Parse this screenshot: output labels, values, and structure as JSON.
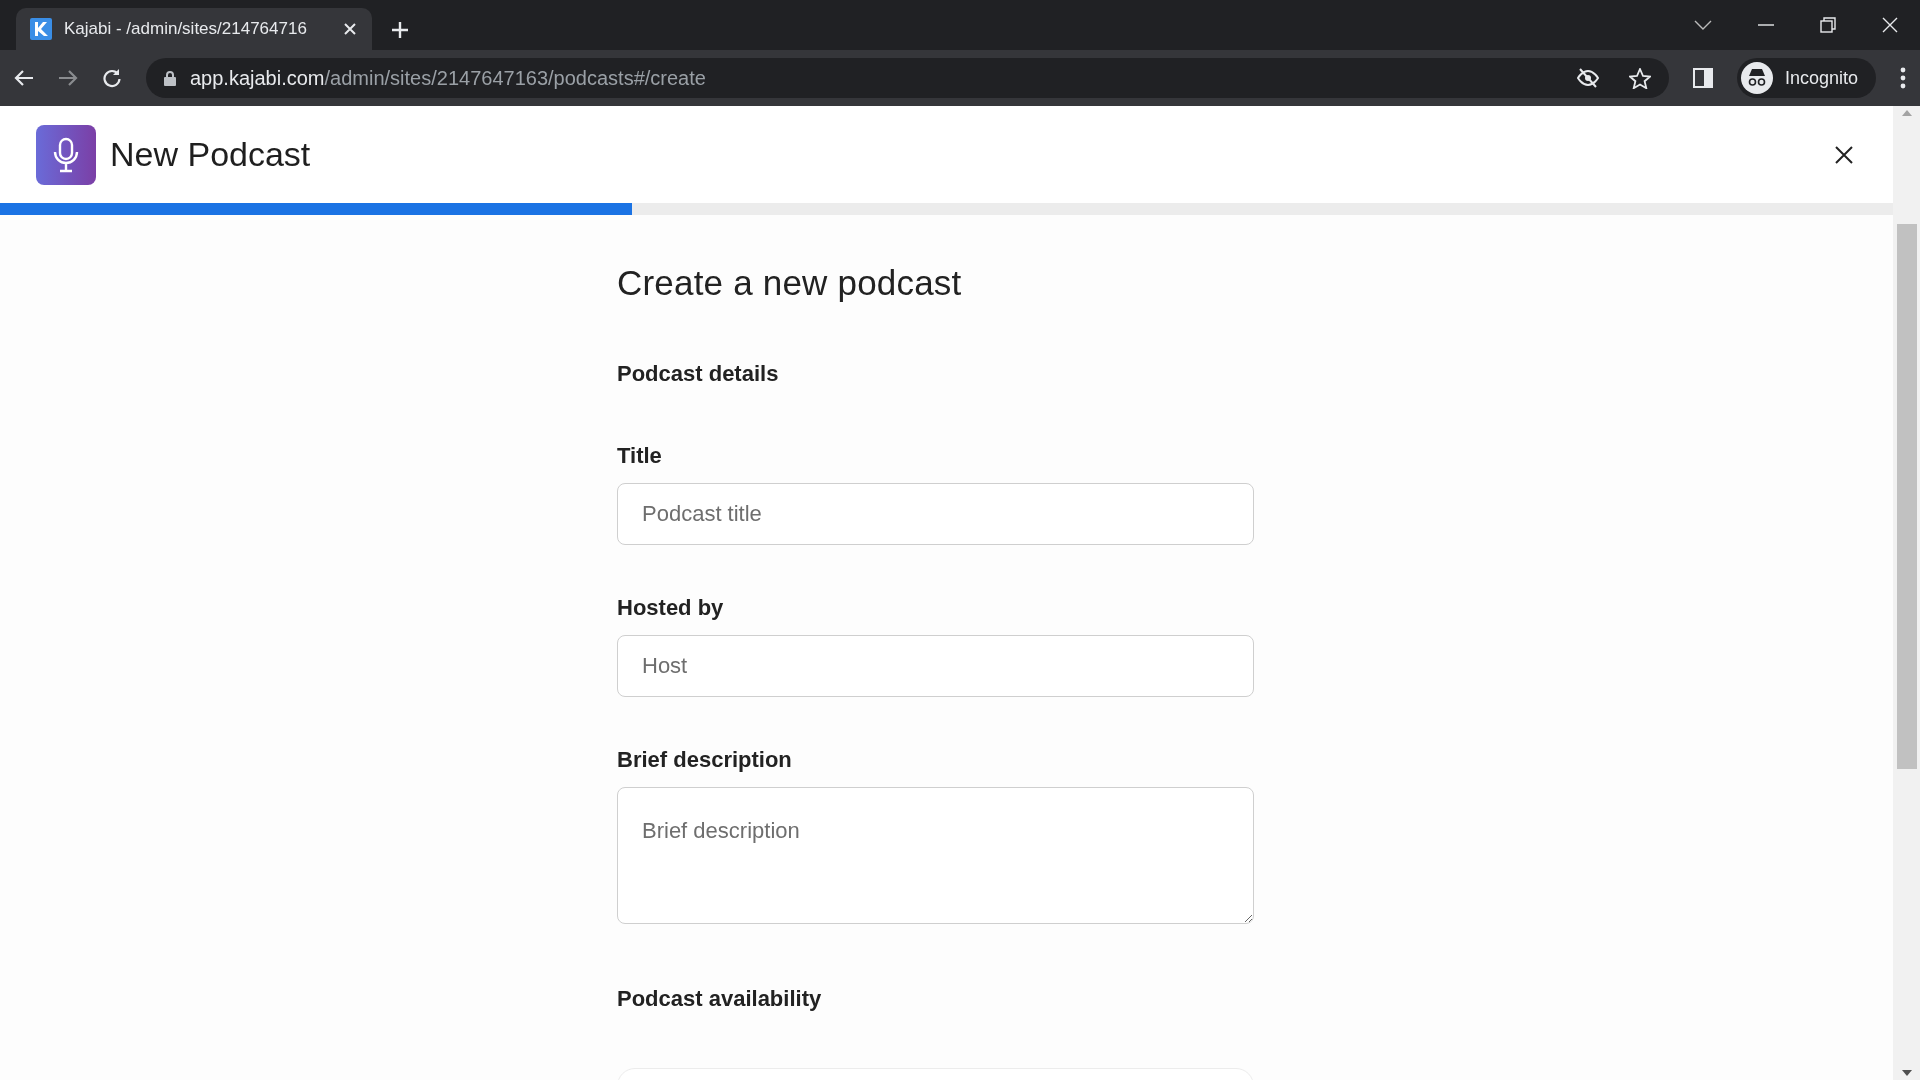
{
  "browser": {
    "tab": {
      "title": "Kajabi - /admin/sites/214764716",
      "selected": true
    },
    "url": {
      "host": "app.kajabi.com",
      "path": "/admin/sites/2147647163/podcasts#/create"
    },
    "profile": "Incognito"
  },
  "header": {
    "title": "New Podcast"
  },
  "progress": {
    "level": 0.334
  },
  "form": {
    "heading": "Create a new podcast",
    "sections": [
      {
        "title": "Podcast details",
        "fields": [
          {
            "kind": "input",
            "label": "Title",
            "placeholder": "Podcast title"
          },
          {
            "kind": "input",
            "label": "Hosted by",
            "placeholder": "Host"
          },
          {
            "kind": "textarea",
            "label": "Brief description",
            "placeholder": "Brief description"
          }
        ]
      },
      {
        "title": "Podcast availability"
      }
    ]
  }
}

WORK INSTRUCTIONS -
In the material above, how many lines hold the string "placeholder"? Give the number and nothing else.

WRITTEN ANSWER -
3